Today I’m sharing the lessons I’ve learned in 2019. At the beginning of each new year, I set intentions for personal and professional goals. I feel more motivated to make the best of my time when I have a plan set forth before me. What’s funny is that these goals I make aren’t the end all – be all for quantifying my success and happiness. What is more profound is my ability to reflect on my growth and learn from my mistakes. Enjoy the lessons I’ve learned this year… and share yours with me in the comments!
It’s okay to worry.
One of the first lessons I’ve learned in 2019 is it’s okay to worry as long as it’s done right. Worrying shows I care, helps me solve problems, and motivates me in many ways.
If I were to live a worry-free life, I wouldn’t work so hard to contribute financially to my family. I’d never make an effort to strengthen my relationships with family and friends. There’s also the big chance I’d have missed the signs my daughter was being bullied at school.
I read an article about worrying that describes my feelings about worrying the right way – mindfully. “The opposite of worry is not a still and unchanging state; rather it’s a flow of emotions that enables us to acknowledge whatever we are feeling, to express those feelings when necessary, to take action if possible, and then to welcome the next feeling that emerges. To sum it up in a word, the opposite of worry is “mindfulness.” (source)
I have to dance.
Despite efforts to worry less, my anxious thoughts are still deafening at times. One of the ways I’ve learned to quiet the noise is to focus on something that requires a lot of concentration.
Dance requires every bit of my being: physically, mentally, and often times emotionally. For the first time in 10 years, I am taking tap and ballet classes once a week. The emotional release I feel while I’m dancing is indescribable and I leave each week a little bit lighter. I HAVE to dance to quiet the worries and the stress of life.
Acceptance is overrated.
One of the hardest lessons I’ve learned this year is regarding acceptance. Over the last 12 months I fought against myself, hiding my real personality at times for fear someone might not like me. At night I’d lay awake brainstorming unique ways to please my audience, find new followers, or solve a fabricated mystery as to why more people aren’t reading my blog.
ACCEPTANCE is the word I focused way too much on, instead of finding satisfaction in what I have around me. After my interview in The New York Times elicited a negative reaction from readers, I began to see the truth. Acceptance is overrated and self worth cannot be measured by validation from others.
I write to make connections with the world around me, not to be accepted by others.
The only way to spend more time with my family is by turning off my electronics.
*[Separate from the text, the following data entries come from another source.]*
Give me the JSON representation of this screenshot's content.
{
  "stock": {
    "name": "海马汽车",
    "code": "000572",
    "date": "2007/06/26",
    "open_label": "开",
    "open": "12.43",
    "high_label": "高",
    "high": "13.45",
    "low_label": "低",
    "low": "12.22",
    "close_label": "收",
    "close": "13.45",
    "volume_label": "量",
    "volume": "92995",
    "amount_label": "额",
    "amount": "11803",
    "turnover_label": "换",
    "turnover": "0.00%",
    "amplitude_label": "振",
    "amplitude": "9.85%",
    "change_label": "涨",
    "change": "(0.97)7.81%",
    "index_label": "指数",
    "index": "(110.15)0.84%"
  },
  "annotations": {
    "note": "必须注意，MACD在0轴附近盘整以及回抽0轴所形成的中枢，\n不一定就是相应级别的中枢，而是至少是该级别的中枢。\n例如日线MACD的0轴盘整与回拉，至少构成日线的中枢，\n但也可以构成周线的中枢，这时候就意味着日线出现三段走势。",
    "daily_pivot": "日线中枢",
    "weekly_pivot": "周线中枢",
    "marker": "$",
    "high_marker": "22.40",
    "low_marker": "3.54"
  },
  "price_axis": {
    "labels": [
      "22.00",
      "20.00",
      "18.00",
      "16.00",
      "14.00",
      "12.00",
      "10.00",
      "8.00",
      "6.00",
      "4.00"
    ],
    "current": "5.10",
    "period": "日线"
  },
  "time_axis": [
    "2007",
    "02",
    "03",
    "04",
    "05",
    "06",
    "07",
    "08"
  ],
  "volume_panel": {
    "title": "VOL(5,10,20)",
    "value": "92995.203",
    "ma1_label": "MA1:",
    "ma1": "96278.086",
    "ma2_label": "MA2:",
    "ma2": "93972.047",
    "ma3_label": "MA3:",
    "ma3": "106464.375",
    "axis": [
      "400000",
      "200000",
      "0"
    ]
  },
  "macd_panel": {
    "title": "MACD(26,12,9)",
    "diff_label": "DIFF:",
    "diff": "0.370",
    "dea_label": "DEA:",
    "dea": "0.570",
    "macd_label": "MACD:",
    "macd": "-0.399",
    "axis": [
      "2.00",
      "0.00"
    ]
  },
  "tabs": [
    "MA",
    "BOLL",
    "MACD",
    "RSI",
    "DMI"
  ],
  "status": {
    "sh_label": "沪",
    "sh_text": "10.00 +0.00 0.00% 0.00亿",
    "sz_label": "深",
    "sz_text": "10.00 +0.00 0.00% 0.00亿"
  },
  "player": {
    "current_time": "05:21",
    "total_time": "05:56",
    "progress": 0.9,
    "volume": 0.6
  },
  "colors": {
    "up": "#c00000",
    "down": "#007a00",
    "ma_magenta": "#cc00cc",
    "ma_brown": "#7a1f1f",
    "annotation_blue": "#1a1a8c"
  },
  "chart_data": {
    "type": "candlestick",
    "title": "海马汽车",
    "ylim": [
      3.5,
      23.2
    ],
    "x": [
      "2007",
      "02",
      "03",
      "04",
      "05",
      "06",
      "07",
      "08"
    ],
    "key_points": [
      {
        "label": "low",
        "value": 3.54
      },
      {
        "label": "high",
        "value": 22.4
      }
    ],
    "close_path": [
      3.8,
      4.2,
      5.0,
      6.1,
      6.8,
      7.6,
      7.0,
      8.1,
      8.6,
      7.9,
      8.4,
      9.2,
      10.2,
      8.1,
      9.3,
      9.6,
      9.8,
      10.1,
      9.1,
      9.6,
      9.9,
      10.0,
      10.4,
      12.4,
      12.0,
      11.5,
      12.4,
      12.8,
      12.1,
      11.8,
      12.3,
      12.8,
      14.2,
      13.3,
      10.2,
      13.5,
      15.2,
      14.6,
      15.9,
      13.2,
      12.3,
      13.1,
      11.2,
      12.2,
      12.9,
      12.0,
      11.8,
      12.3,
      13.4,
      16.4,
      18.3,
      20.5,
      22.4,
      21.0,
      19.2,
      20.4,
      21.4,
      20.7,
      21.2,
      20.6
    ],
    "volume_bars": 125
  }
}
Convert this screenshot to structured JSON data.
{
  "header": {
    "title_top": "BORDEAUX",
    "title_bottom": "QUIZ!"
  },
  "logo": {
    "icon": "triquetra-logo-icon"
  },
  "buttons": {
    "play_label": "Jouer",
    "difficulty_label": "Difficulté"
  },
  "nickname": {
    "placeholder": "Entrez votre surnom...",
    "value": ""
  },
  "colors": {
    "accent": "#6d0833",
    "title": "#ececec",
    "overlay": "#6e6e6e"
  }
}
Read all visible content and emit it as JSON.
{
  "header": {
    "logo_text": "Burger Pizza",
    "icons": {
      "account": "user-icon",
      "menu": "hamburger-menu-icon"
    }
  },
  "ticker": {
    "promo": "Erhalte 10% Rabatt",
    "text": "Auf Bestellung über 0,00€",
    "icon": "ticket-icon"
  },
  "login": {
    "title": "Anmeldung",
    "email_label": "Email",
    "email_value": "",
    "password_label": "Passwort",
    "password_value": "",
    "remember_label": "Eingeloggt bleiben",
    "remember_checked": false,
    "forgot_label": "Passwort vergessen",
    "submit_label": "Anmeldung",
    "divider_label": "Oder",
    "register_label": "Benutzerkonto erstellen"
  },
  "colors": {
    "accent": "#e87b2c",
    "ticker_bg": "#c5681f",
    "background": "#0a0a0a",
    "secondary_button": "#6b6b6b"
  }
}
I spend SO much time on my computer and phone for work it is nauseating. My family takes a back seat on days when they should be riding up front and I’ve missed too many memorable moments. This year I’ve learned the only way to spend more time with my family is by turning off my electronics.
Isn’t this an obvious lesson? YES, but sometimes the most important answers to life’s problems are easily overlooked.
You CAN slow down time by taking life one step at a time.
We all beg for time to slow down, but never stop to address why it feels like it’s moving so quickly. In the chaos of the last year I realized I do TOO much at once. The days that pass by the fastest can be carefully scheduled over overbooked. What they all have in common is the pressure to check everything off the To Do list.
I’m always applauding those that can multitask in every aspect of life – but perhaps I should celebrate the people who move a little slower. The ones that meet a deadline on time, but don’t wait until the last minute to finish the project.
The Most Important Lesson I’ve Learned
Life is too short to waste time feeling sad. Whether it’s support from my tribe, a self-care plan, or a 2 minute dance party, there is joy around every corner. Feeling lonely? Look for pleasure in the inanimate. The sounds of a favorite song, the feel of fresh pages in a new book, the first bite of comfort food – it all can make you smile.
In the new year I’ll be working towards making peace with my realizations. The lessons I’ve learned in 2019 aren’t particularly profound, but they have helped me look at life in a different way.
Oh hey 2020, I see you… and I’m ready for you.